We now conclude that, in cases tried hereafter, the challenged language should be omitted from the standard instruction concerning eyewitness testimony.
It is probably true that the challenged instruction has merit in so far as it deals with the testimony of a witness who expressed doubt about the accuracy of her identification, whether that identification was made during her testimony, or at a "showup" or lineup. Where, however, the witness has expressed great confidence in her identification of the defendant, the challenged instruction may pose a problem because,
as we noted in Commonwealth v. Jones, supra, there is significant doubt about whether there is any correlation between a witness's confidence in her identification and the accuracy of her recollection.
In this case, it was not error to give the challenged instruction.

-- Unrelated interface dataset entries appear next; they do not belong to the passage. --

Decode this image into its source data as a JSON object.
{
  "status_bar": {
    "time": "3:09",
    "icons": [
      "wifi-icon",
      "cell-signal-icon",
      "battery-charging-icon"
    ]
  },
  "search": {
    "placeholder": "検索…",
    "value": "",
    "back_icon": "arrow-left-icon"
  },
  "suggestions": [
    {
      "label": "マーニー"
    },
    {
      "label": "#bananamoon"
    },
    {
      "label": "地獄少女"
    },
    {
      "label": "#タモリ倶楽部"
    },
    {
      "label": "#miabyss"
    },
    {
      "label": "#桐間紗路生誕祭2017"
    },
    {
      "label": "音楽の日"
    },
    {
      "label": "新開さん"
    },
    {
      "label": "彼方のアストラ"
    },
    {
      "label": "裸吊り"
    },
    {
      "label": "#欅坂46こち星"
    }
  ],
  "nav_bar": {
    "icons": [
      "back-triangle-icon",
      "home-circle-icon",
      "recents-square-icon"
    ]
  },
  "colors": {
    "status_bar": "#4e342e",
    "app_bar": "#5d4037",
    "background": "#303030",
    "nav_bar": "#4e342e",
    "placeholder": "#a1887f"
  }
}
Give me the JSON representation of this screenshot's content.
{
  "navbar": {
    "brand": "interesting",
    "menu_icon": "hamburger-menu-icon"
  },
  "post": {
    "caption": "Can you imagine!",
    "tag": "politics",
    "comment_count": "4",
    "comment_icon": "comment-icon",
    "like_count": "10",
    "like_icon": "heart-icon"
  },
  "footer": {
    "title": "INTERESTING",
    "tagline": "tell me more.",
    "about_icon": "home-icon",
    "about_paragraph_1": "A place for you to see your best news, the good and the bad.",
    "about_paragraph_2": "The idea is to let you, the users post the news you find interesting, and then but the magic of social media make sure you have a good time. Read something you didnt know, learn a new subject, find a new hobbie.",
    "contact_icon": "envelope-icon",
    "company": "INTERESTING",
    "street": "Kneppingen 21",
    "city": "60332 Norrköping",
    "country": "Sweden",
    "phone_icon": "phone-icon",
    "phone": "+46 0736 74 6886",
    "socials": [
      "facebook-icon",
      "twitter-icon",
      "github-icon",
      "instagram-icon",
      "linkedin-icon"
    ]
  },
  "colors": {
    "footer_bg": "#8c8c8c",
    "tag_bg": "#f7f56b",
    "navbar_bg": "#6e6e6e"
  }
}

In the future, however, the significance, if any, of a witness's confidence in an identification should be left to cross-examination and to argument of counsel and should not, in the normal course, be a subject of a jury instruction.
[Note 1] On remand, the District Court judge concluded that the expert testimony was not sufficiently reliable to warrant its admission (United States v. Downing, 609 F. Supp. 784, 791 [E.D. Pa. 1985]), and the Appeals Court affirmed without a published opinion (United States v. Downing, 780 F.2d 1017 [3d Cir. 19851).